New Hampshire No. 1 nationally
in Ritalin purchases
New Hampshire residents buy more Ritalin, the drug used to treat attention
deficit hyperactivity disorder, than people in any other state, according to
a published report.
All the New England states
use large amounts of Ritalin and its generic equivalents per capita, a fact
that doctors attribute to the region's affluence and good medical care, The
Boston Globe reported Tuesday.
Methylphenidate, which is
sold in many forms but best known by the brand name Ritalin, became widely
used about 15 years ago. Critics say the drug is overprescribed as a
performance enhancer, while supporters say it should be made more available
to children to treat ADHD.
The Drug Enforcement
Administration, which measures how much methylphenidate per capita is
shipped into each state, found that in 2000, New Hampshire led the country,
closely followed by Vermont, Massachusetts, Rhode Island and Maine,
all among the 10 top-selling states in the nation.
Gene Harkless, director of
the family nurse practitioner program at the University of New Hampshire,
attributed the high use of Ritalin in New England to the region's higher
income level and the value its residents place on education.
Others attribute it to New
Englanders' access to good medical care. New England researchers have
produced a lot of the groundbreaking research on ADHD in recent decades,
said Russell Barkley, a professor of psychiatry and neurology at the
University of Massachusetts Medical Center in Worcester.
Combine that with the high
concentration of physicians per capita and more children are likely to be
prescribed medication for attention disorders, said Allen Mendell, a child
psychiatrist in Nashua.
Methylphenidate is a mild
central nervous system stimulant that, according to the DEA, "produces
pharmacological effects similar to those of cocaine or amphetamine."
Recent research suggests it
produces a calming effect in children with ADHD.
It is not addictive when
taken orally in treatment doses, according to a study from Brookhaven
But some are concerned about
The DEA's reported
consumption rates for Vermont so alarmed several lawmakers that earlier this

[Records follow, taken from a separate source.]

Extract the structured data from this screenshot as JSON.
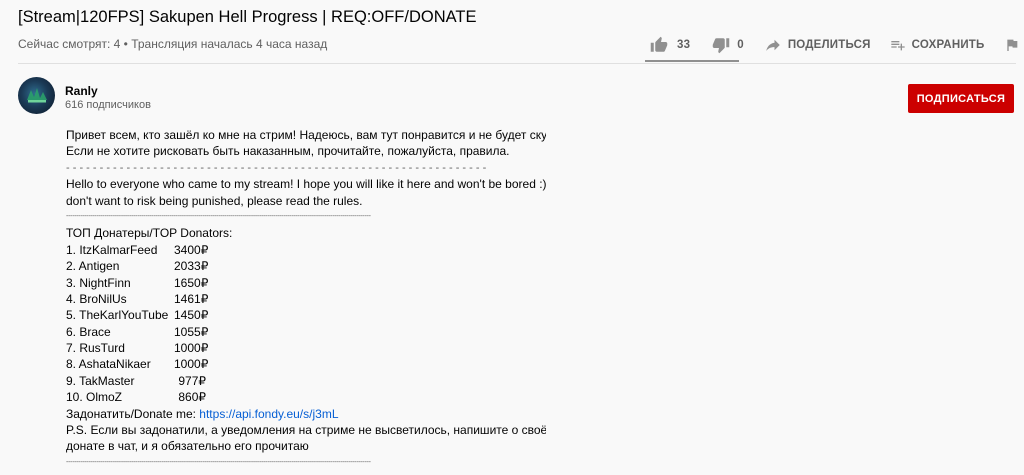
{
  "video": {
    "title": "[Stream|120FPS] Sakupen Hell Progress | REQ:OFF/DONATE",
    "meta": "Сейчас смотрят: 4 • Трансляция началась 4 часа назад"
  },
  "actions": {
    "like_count": "33",
    "dislike_count": "0",
    "share_label": "ПОДЕЛИТЬСЯ",
    "save_label": "СОХРАНИТЬ",
    "like_ratio": 1.0
  },
  "channel": {
    "name": "Ranly",
    "subscribers": "616 подписчиков",
    "subscribe_label": "ПОДПИСАТЬСЯ",
    "accent_color": "#cc0000"
  },
  "description": {
    "ru_line1": "Привет всем, кто зашёл ко мне на стрим! Надеюсь, вам тут понравится и не будет скучно :)",
    "ru_line2": "Если не хотите рисковать быть наказанным, прочитайте, пожалуйста, правила.",
    "sep1": "- - - - - - - - - - - - - - - - - - - - - - - - - - - - - - - - - - - - - - - - - - - - - - - - - - - - - - - - - - - - - - -",
    "en_line1": "Hello to everyone who came to my stream! I hope you will like it here and won't be bored :) If you",
    "en_line2": "don't want to risk being punished, please read the rules.",
    "sep2": "------------------------------------------------------------------------------------------------------------------------------------------------------",
    "top_heading": "ТОП Донатеры/TOP Donators:",
    "donators": [
      {
        "name": "1. ItzKalmarFeed",
        "amount": "3400₽"
      },
      {
        "name": "2. Antigen",
        "amount": "2033₽"
      },
      {
        "name": "3. NightFinn",
        "amount": "1650₽"
      },
      {
        "name": "4. BroNilUs",
        "amount": "1461₽"
      },
      {
        "name": "5. TheKarlYouTube",
        "amount": "1450₽"
      },
      {
        "name": "6. Brace",
        "amount": "1055₽"
      },
      {
        "name": "7. RusTurd",
        "amount": "1000₽"
      },
      {
        "name": "8. AshataNikaer",
        "amount": "1000₽"
      },
      {
        "name": "9. TakMaster",
        "amount": "977₽"
      },
      {
        "name": "10. OlmoZ",
        "amount": "860₽"
      }
    ],
    "donate_label": "Задонатить/Donate me: ",
    "donate_link": "https://api.fondy.eu/s/j3mL",
    "ps_line1": "P.S. Если вы задонатили, а уведомления на стриме не высветилось, напишите о своём",
    "ps_line2": "донате в чат, и я обязательно его прочитаю",
    "sep3": "------------------------------------------------------------------------------------------------------------------------------------------------------"
  },
  "icons": {
    "like": "thumb-up-icon",
    "dislike": "thumb-down-icon",
    "share": "share-arrow-icon",
    "save": "playlist-add-icon",
    "report": "flag-icon",
    "more": "more-horizontal-icon"
  }
}
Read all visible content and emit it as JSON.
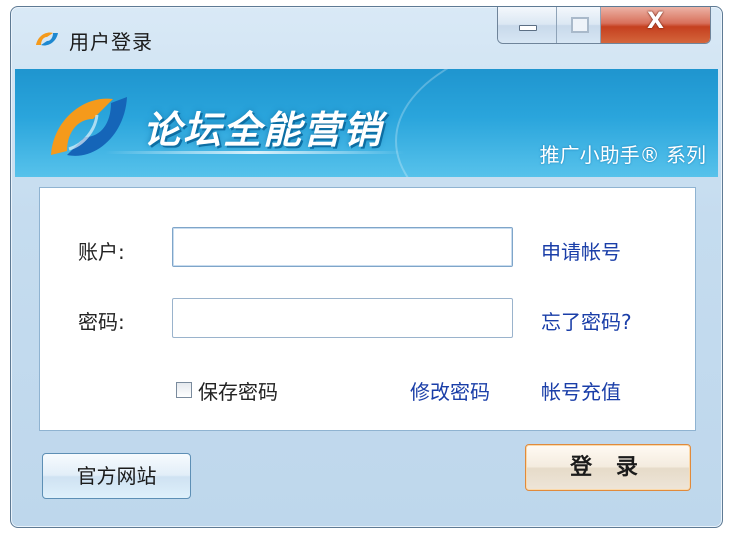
{
  "window": {
    "title": "用户登录",
    "close_glyph": "X"
  },
  "banner": {
    "product_name": "论坛全能营销",
    "tagline": "推广小助手® 系列"
  },
  "form": {
    "account_label": "账户:",
    "account_value": "",
    "password_label": "密码:",
    "password_value": "",
    "apply_account_link": "申请帐号",
    "forgot_password_link": "忘了密码?",
    "save_password_label": "保存密码",
    "save_password_checked": false,
    "change_password_link": "修改密码",
    "recharge_link": "帐号充值"
  },
  "buttons": {
    "website_label": "官方网站",
    "login_label": "登 录"
  },
  "icons": {
    "app": "app-logo-icon",
    "banner_logo": "product-logo-icon",
    "minimize": "minimize-icon",
    "maximize": "maximize-icon",
    "close": "close-icon"
  },
  "colors": {
    "banner_blue": "#2aa5dc",
    "link_blue": "#1a3ea8",
    "login_border": "#e08a3c",
    "close_red": "#c5401f",
    "logo_orange": "#f59a1b"
  }
}
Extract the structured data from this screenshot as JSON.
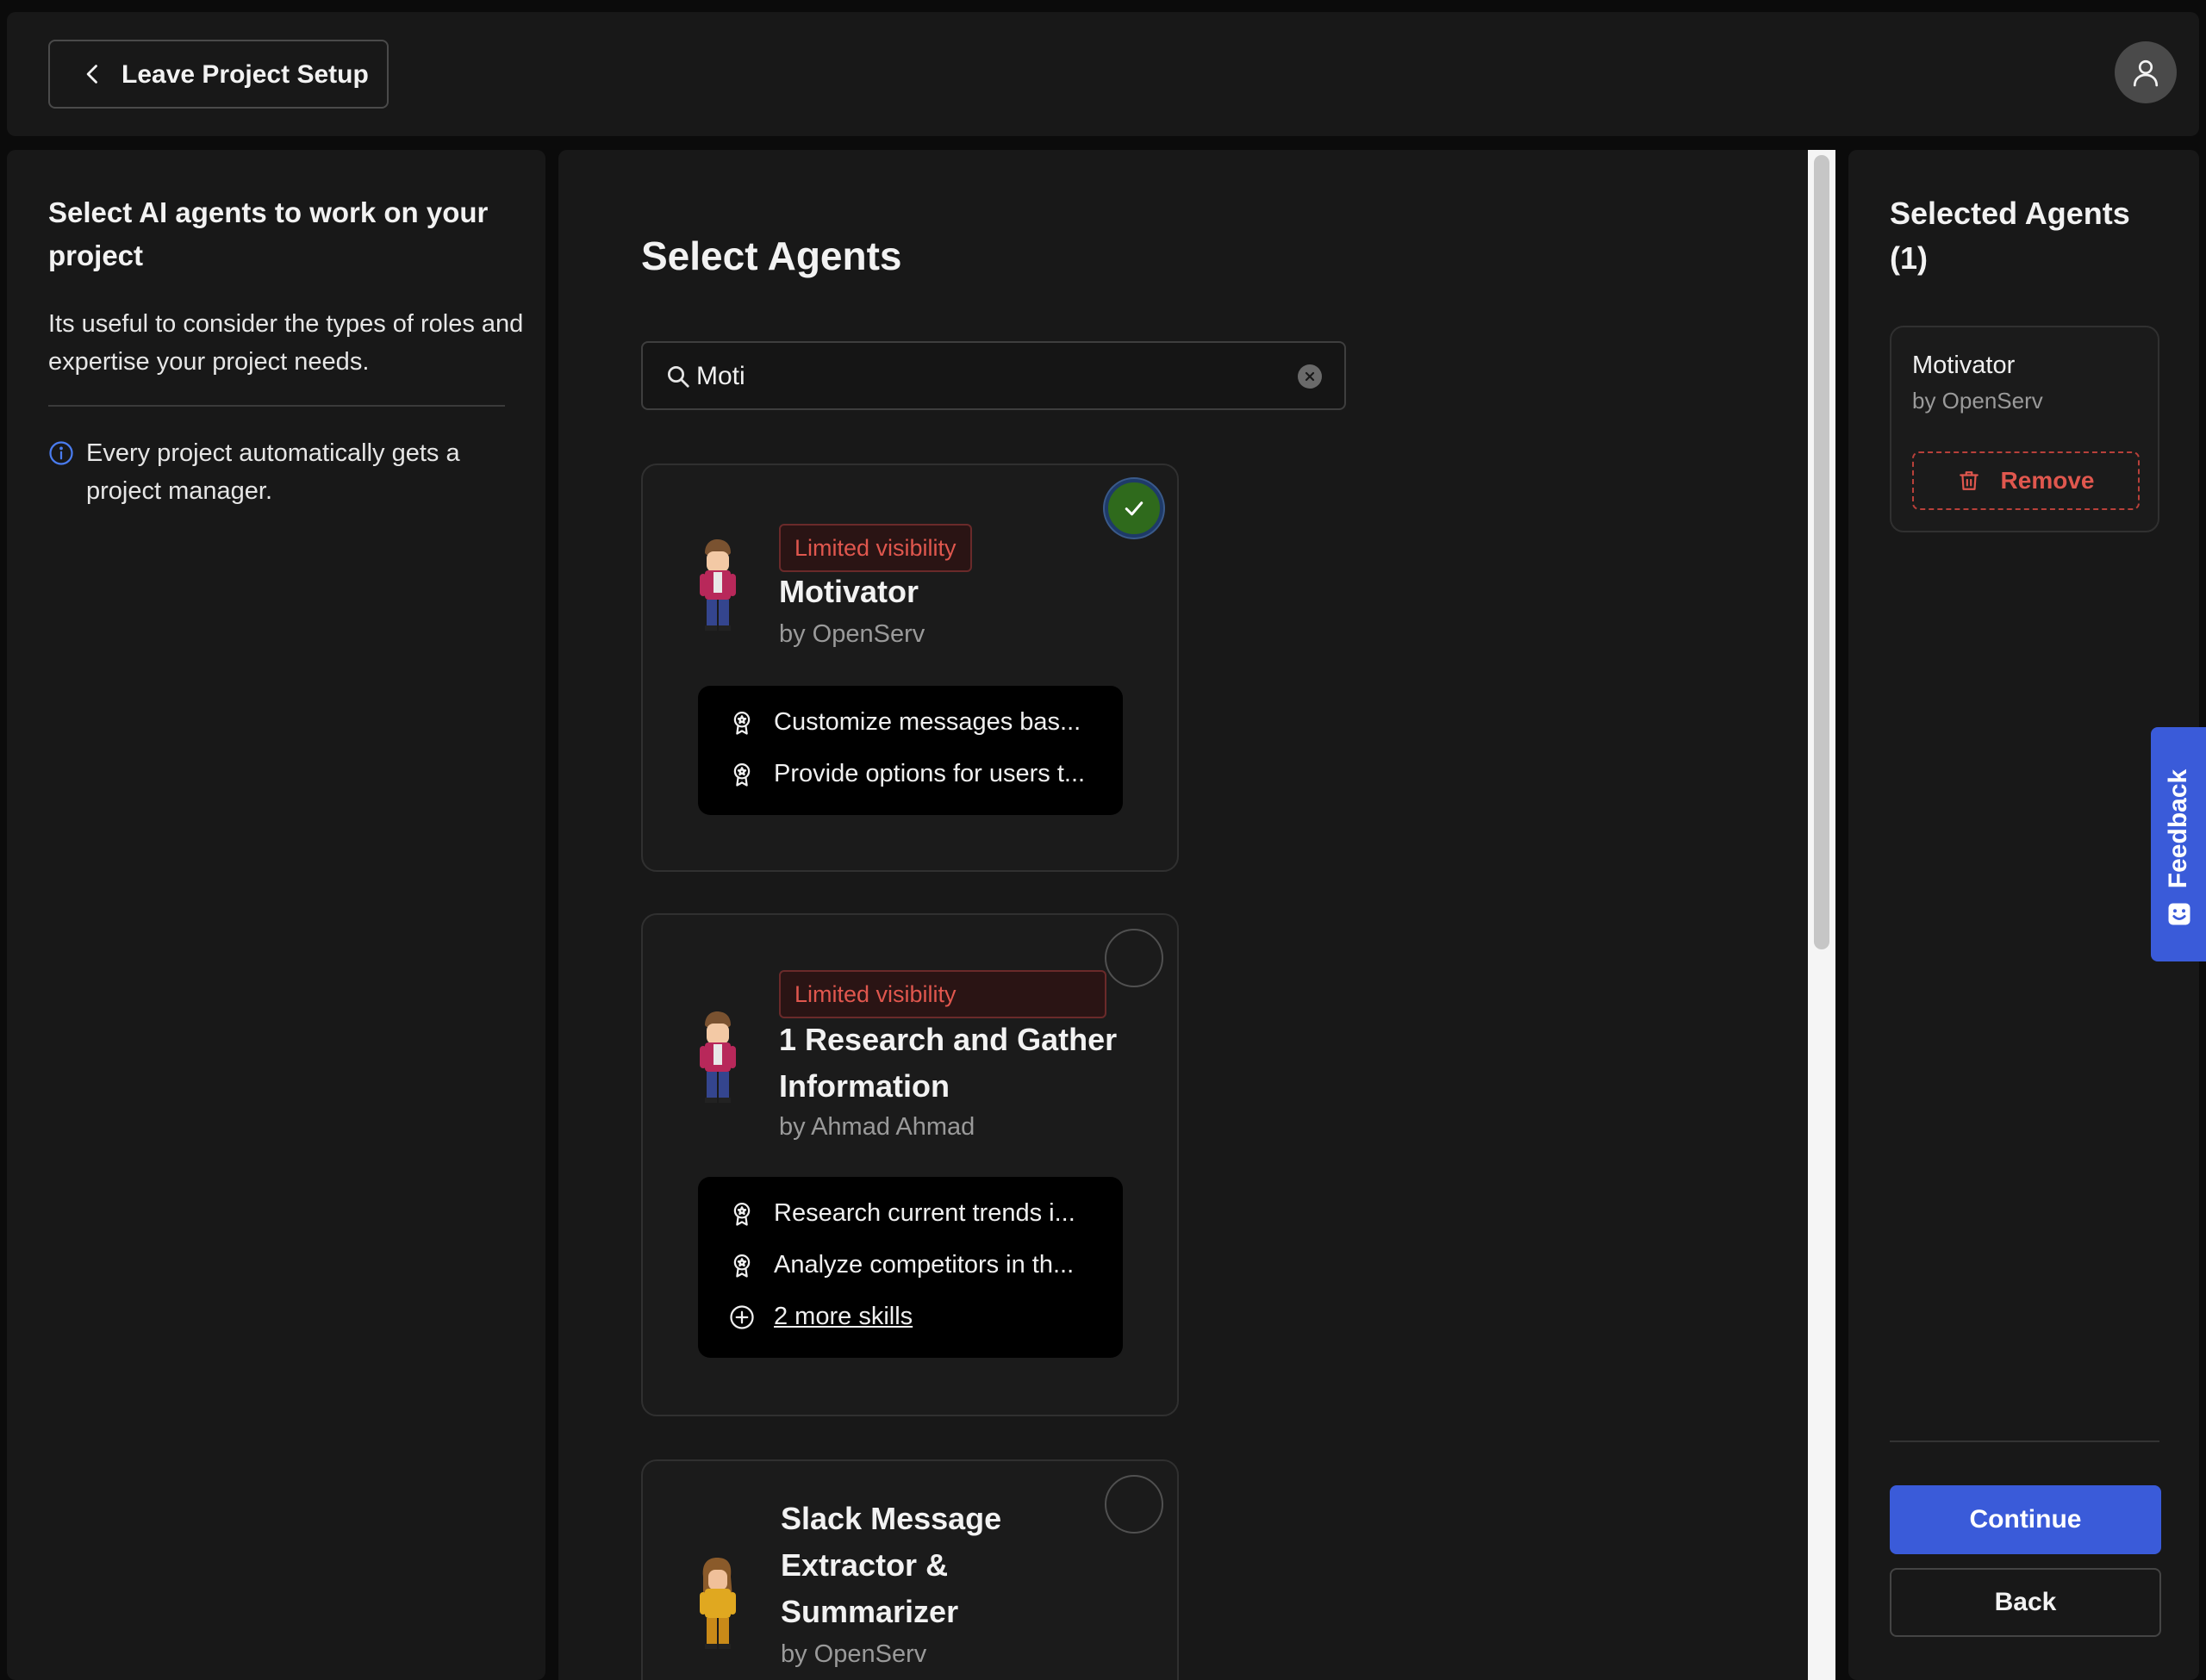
{
  "topbar": {
    "leave_label": "Leave Project Setup"
  },
  "left": {
    "title": "Select AI agents to work on your project",
    "description": "Its useful to consider the types of roles and expertise your project needs.",
    "info": "Every project automatically gets a project manager."
  },
  "main": {
    "title": "Select Agents",
    "search": {
      "value": "Moti",
      "placeholder": ""
    },
    "agents": [
      {
        "badge": "Limited visibility",
        "name": "Motivator",
        "by": "by OpenServ",
        "selected": true,
        "skills": [
          "Customize messages bas...",
          "Provide options for users t..."
        ]
      },
      {
        "badge": "Limited visibility",
        "name": "1 Research and Gather Information",
        "by": "by Ahmad Ahmad",
        "selected": false,
        "skills": [
          "Research current trends i...",
          "Analyze competitors in th..."
        ],
        "more_skills": "2 more skills"
      },
      {
        "name": "Slack Message Extractor & Summarizer",
        "by": "by OpenServ",
        "selected": false
      }
    ]
  },
  "right": {
    "title": "Selected Agents (1)",
    "selected": {
      "name": "Motivator",
      "by": "by OpenServ",
      "remove_label": "Remove"
    },
    "continue_label": "Continue",
    "back_label": "Back"
  },
  "feedback": {
    "label": "Feedback"
  },
  "colors": {
    "accent": "#3a5bd9",
    "danger": "#e0574e",
    "check_green": "#2f6a1c",
    "panel_bg": "#181818"
  },
  "icons": [
    "chevron-left-icon",
    "user-icon",
    "info-icon",
    "search-icon",
    "clear-icon",
    "check-icon",
    "award-icon",
    "plus-circle-icon",
    "trash-icon",
    "smile-icon"
  ]
}
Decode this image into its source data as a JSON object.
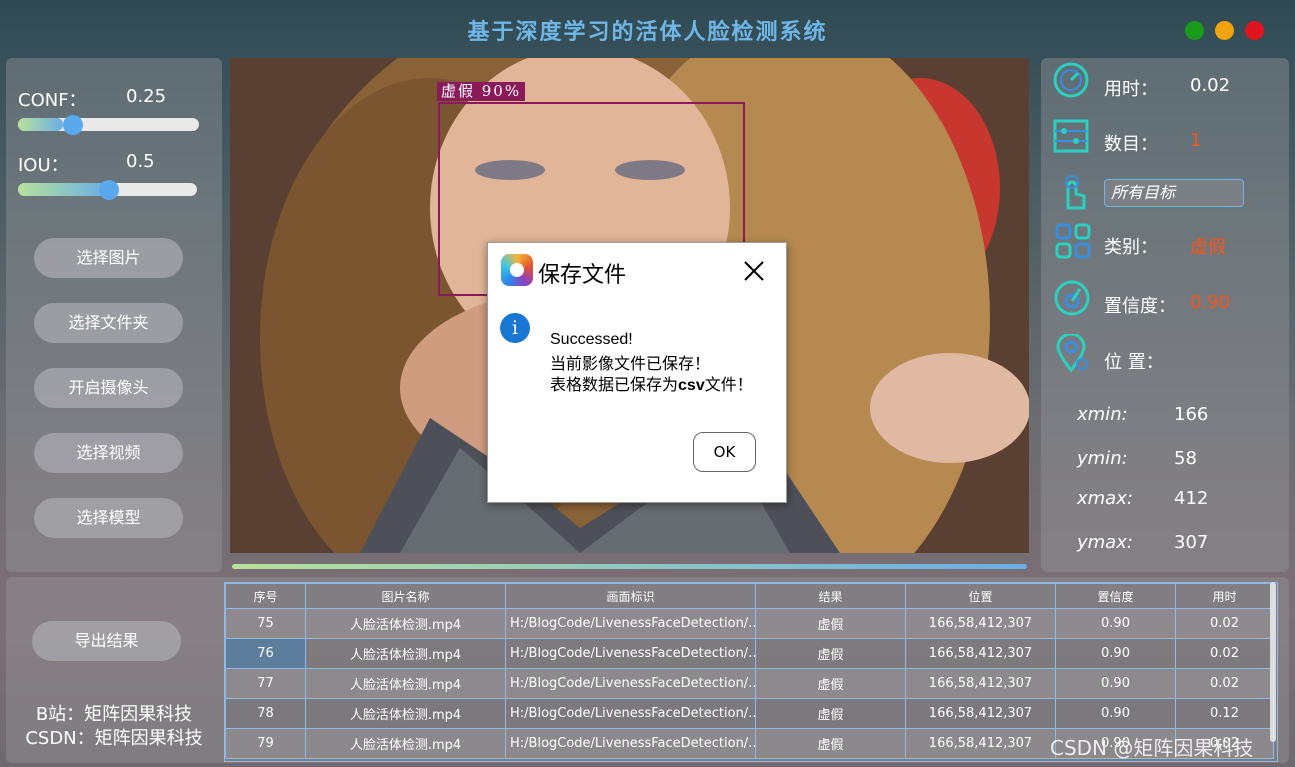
{
  "app": {
    "title": "基于深度学习的活体人脸检测系统"
  },
  "window_buttons": [
    {
      "name": "maximize",
      "color": "#1a9a1a"
    },
    {
      "name": "minimize",
      "color": "#f2a312"
    },
    {
      "name": "close",
      "color": "#e0141e"
    }
  ],
  "left": {
    "conf_label": "CONF：",
    "conf_value": "0.25",
    "conf_level": 0.25,
    "iou_label": "IOU：",
    "iou_value": "0.5",
    "iou_level": 0.5,
    "buttons": [
      "选择图片",
      "选择文件夹",
      "开启摄像头",
      "选择视频",
      "选择模型"
    ]
  },
  "detection": {
    "label": "虚假 90%",
    "box_color": "#8a1a5a"
  },
  "progress": 1.0,
  "right": {
    "time_label": "用时：",
    "time_value": "0.02",
    "count_label": "数目：",
    "count_value": "1",
    "target_select": "所有目标",
    "class_label": "类别：",
    "class_value": "虚假",
    "conf_label": "置信度：",
    "conf_value": "0.90",
    "pos_label": "位 置：",
    "xmin_label": "xmin:",
    "xmin_value": "166",
    "ymin_label": "ymin:",
    "ymin_value": "58",
    "xmax_label": "xmax:",
    "xmax_value": "412",
    "ymax_label": "ymax:",
    "ymax_value": "307",
    "value_color": "#f2551e"
  },
  "bottom": {
    "export_button": "导出结果",
    "credit1": "B站：矩阵因果科技",
    "credit2": "CSDN：矩阵因果科技"
  },
  "table": {
    "headers": [
      "序号",
      "图片名称",
      "画面标识",
      "结果",
      "位置",
      "置信度",
      "用时"
    ],
    "rows": [
      [
        "75",
        "人脸活体检测.mp4",
        "H:/BlogCode/LivenessFaceDetection/...",
        "虚假",
        "166,58,412,307",
        "0.90",
        "0.02"
      ],
      [
        "76",
        "人脸活体检测.mp4",
        "H:/BlogCode/LivenessFaceDetection/...",
        "虚假",
        "166,58,412,307",
        "0.90",
        "0.02"
      ],
      [
        "77",
        "人脸活体检测.mp4",
        "H:/BlogCode/LivenessFaceDetection/...",
        "虚假",
        "166,58,412,307",
        "0.90",
        "0.02"
      ],
      [
        "78",
        "人脸活体检测.mp4",
        "H:/BlogCode/LivenessFaceDetection/...",
        "虚假",
        "166,58,412,307",
        "0.90",
        "0.12"
      ],
      [
        "79",
        "人脸活体检测.mp4",
        "H:/BlogCode/LivenessFaceDetection/...",
        "虚假",
        "166,58,412,307",
        "0.90",
        "0.02"
      ]
    ]
  },
  "dialog": {
    "title": "保存文件",
    "line1": "Successed!",
    "line2": "当前影像文件已保存！",
    "line3_pre": "表格数据已保存为",
    "line3_bold": "csv",
    "line3_post": "文件！",
    "ok": "OK"
  },
  "watermark": "CSDN @矩阵因果科技"
}
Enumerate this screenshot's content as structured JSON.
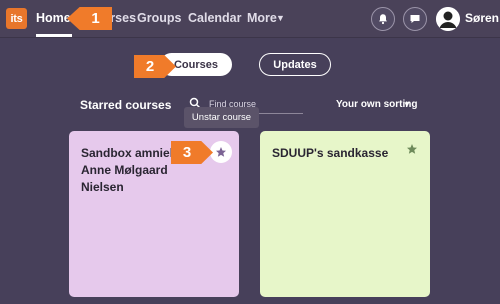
{
  "header": {
    "logo_text": "its",
    "nav": {
      "home": "Home",
      "courses": "Courses",
      "groups": "Groups",
      "calendar": "Calendar",
      "more": "More"
    },
    "user_name": "Søren",
    "icons": [
      "bell-icon",
      "chat-icon",
      "avatar"
    ]
  },
  "toggle": {
    "courses": "Courses",
    "updates": "Updates"
  },
  "filter": {
    "title": "Starred courses",
    "search_placeholder": "Find course",
    "sorting": "Your own sorting"
  },
  "tooltip": "Unstar course",
  "cards": [
    {
      "title": "Sandbox amnielse Anne Mølgaard Nielsen",
      "color": "#e6c9ec",
      "starred": true
    },
    {
      "title": "SDUUP's sandkasse",
      "color": "#e7f6c9",
      "starred": true
    }
  ],
  "steps": [
    "1",
    "2",
    "3"
  ],
  "colors": {
    "accent": "#f07b2a",
    "background": "#47405a",
    "star": "#7b6394"
  }
}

year they drafted a bill aiming to suppress its use, only to be swamped with
testimonials from families who said the drug had been an enormous boon.
Connecticut has already passed a similar law.